> Material provided
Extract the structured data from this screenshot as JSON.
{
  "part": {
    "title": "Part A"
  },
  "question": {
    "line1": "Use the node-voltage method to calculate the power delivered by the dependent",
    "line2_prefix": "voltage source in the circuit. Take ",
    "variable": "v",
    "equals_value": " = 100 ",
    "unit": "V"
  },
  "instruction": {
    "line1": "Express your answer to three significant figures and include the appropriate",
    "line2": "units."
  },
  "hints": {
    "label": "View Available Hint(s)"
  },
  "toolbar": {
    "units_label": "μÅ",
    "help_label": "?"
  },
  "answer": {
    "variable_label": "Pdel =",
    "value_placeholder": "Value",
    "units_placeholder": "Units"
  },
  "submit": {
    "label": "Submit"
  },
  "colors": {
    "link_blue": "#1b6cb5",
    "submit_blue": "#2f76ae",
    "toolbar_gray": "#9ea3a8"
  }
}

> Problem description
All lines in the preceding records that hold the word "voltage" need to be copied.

> Solution to the exercise
    "line1": "Use the node-voltage method to calculate the power delivered by the dependent",
    "line2_prefix": "voltage source in the circuit. Take ",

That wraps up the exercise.